How rows of rocks evolved into the intricate circuitry that runs our homes, drives our cars, and orders our pizza.
Brown lets al-Khwārizmī, the Muslim mathematician who popularized Arabic/Hindu numbers (most notably, for Brown’s purposes here, “0” and “1”), take the role of tour guide. He squires readers through centuries of watershed developments from the abacus and mechanical Pascaline calculator to the punch cards of Joseph-Marie Jacquard, ENIAC, IBM, the transistor, and robots.
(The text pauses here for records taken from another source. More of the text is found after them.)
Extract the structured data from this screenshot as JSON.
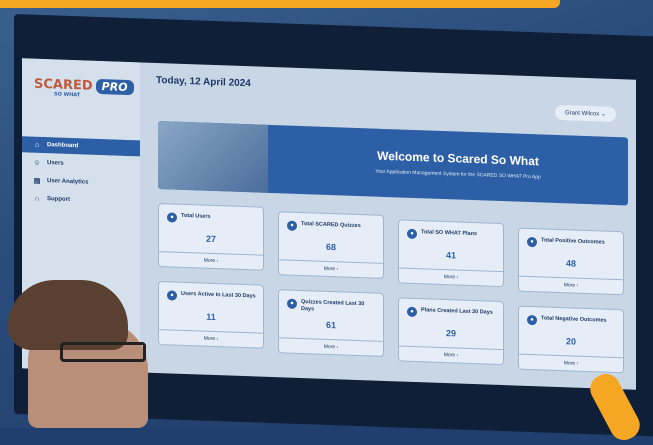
{
  "app": {
    "brand": "SCARED",
    "brand_sub": "SO WHAT",
    "badge": "PRO"
  },
  "sidebar": {
    "items": [
      {
        "label": "Dashboard",
        "icon": "home-icon",
        "active": true
      },
      {
        "label": "Users",
        "icon": "users-icon",
        "active": false
      },
      {
        "label": "User Analytics",
        "icon": "analytics-icon",
        "active": false
      },
      {
        "label": "Support",
        "icon": "headset-icon",
        "active": false
      }
    ]
  },
  "header": {
    "date": "Today, 12 April 2024",
    "user": "Grant Wilcox"
  },
  "banner": {
    "title": "Welcome to Scared So What",
    "subtitle": "Your Application Management System for the SCARED SO WHAT Pro App"
  },
  "cards": [
    {
      "label": "Total Users",
      "value": "27",
      "more": "More ›"
    },
    {
      "label": "Total SCARED Quizzes",
      "value": "68",
      "more": "More ›"
    },
    {
      "label": "Total SO WHAT Plans",
      "value": "41",
      "more": "More ›"
    },
    {
      "label": "Total Positive Outcomes",
      "value": "48",
      "more": "More ›"
    },
    {
      "label": "Users Active in Last 30 Days",
      "value": "11",
      "more": "More ›"
    },
    {
      "label": "Quizzes Created Last 30 Days",
      "value": "61",
      "more": "More ›"
    },
    {
      "label": "Plans Created Last 30 Days",
      "value": "29",
      "more": "More ›"
    },
    {
      "label": "Total Negative Outcomes",
      "value": "20",
      "more": "More ›"
    }
  ],
  "colors": {
    "accent": "#2d5fa6",
    "highlight": "#f5a623"
  }
}
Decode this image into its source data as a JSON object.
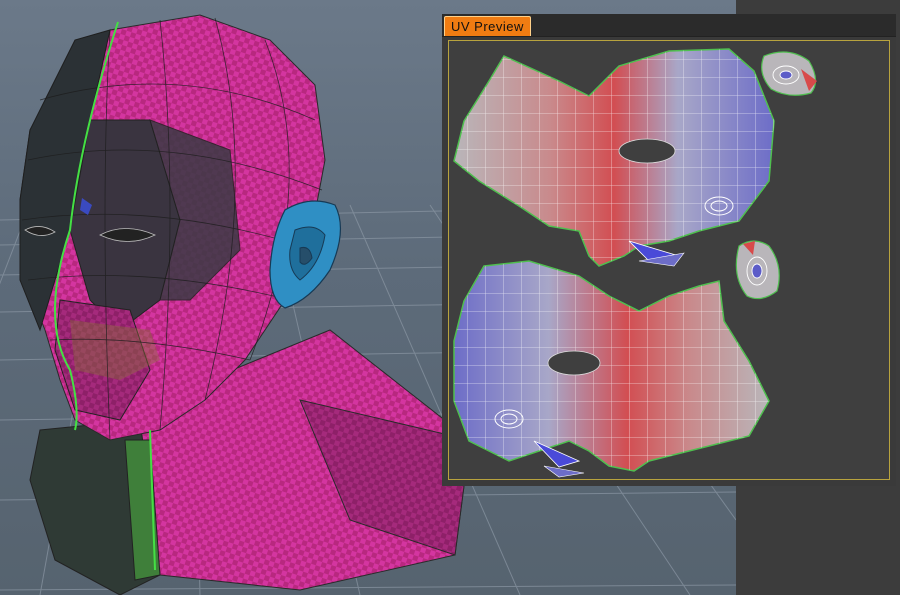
{
  "uv_preview": {
    "title": "UV Preview"
  },
  "colors": {
    "viewport_bg": "#5f6d7c",
    "mesh_magenta": "#c22a8c",
    "mesh_dark": "#2b3135",
    "ear_blue": "#2f8fc4",
    "seam_green": "#44e044",
    "uv_tab_orange": "#f07c12",
    "uv_border": "#b8a33e",
    "uv_red": "#d84a4a",
    "uv_blue": "#5c5cc8",
    "uv_neutral": "#b9b9bd"
  },
  "icons": {
    "viewport": "3d-mesh-viewport",
    "grid": "floor-grid"
  }
}
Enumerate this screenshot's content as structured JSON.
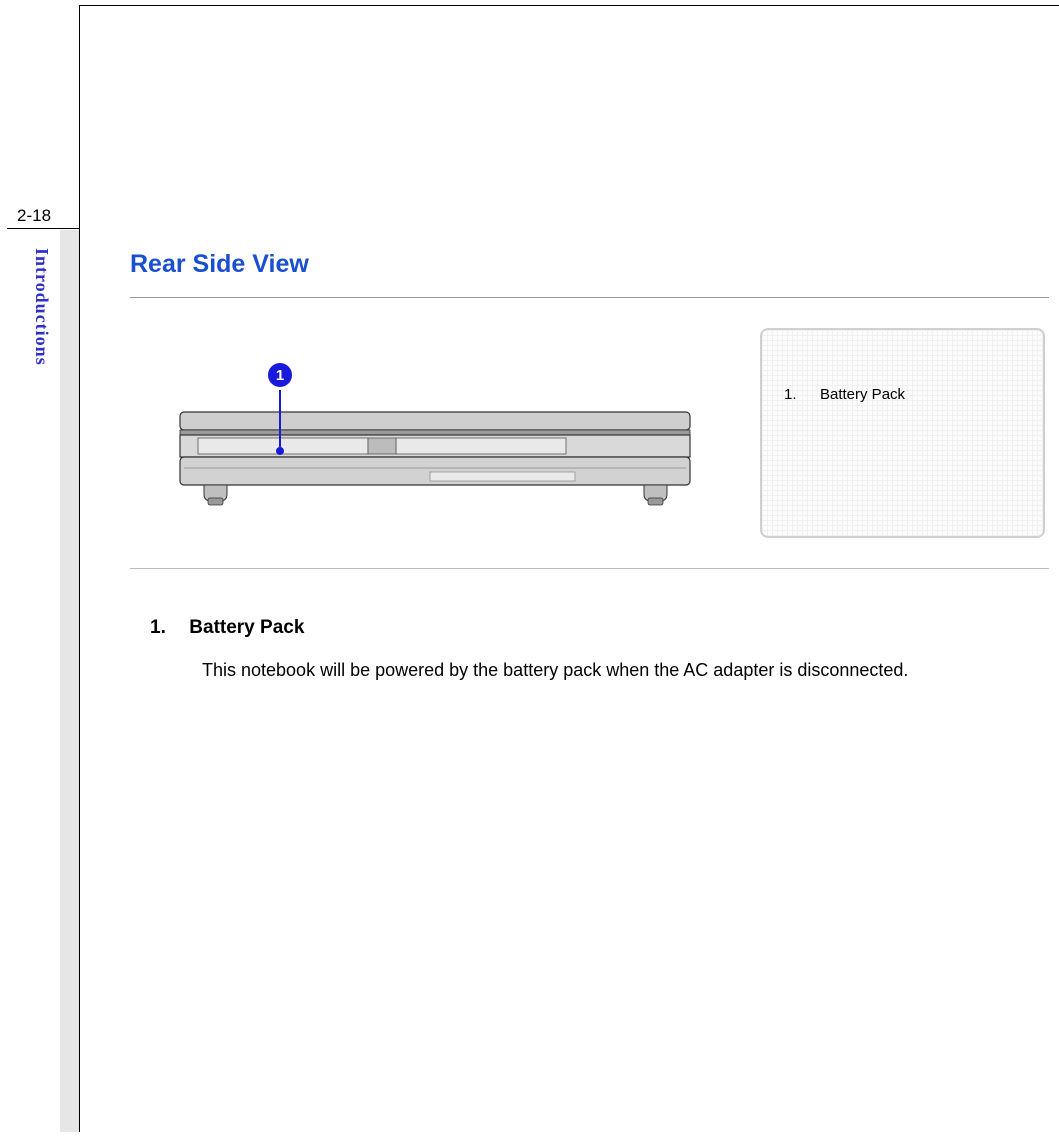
{
  "page_number": "2-18",
  "section_tab": "Introductions",
  "heading": "Rear Side View",
  "callout": {
    "number": "1"
  },
  "legend": {
    "items": [
      {
        "num": "1.",
        "label": "Battery Pack"
      }
    ]
  },
  "description": {
    "num": "1.",
    "title": "Battery Pack",
    "text": "This notebook will be powered by the battery pack when the AC adapter is disconnected."
  }
}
Closing with an explanation of the Turing test, he offers a mildly cautionary view of the increasingly pervasive roles computers play in our daily lives (“will they be doing all the thinking for us?”) and an appended disquisition on binary numbers. Along the way he chronicles both major and incremental advances as well as offering nods to significant thinkers and doers familiar (Ada Lovelace, Steve Jobs) or otherwise—notably Jean Jennings and six other women charged with figuring out how to program ENIAC but not invited to its unveiling. Though he acknowledges in an afterword that his cast is largely white, European, and male he does what he can throughout to diversify it…and cogently observes at the end that the “domination of the West in the sciences has ended.” Panels are drawn in a loose style that lightens the substantial informational load.
Another terrific case study on the power of a big idea to work profound changes in our lives. (endnotes, timeline) (Graphic nonfiction. 8-11)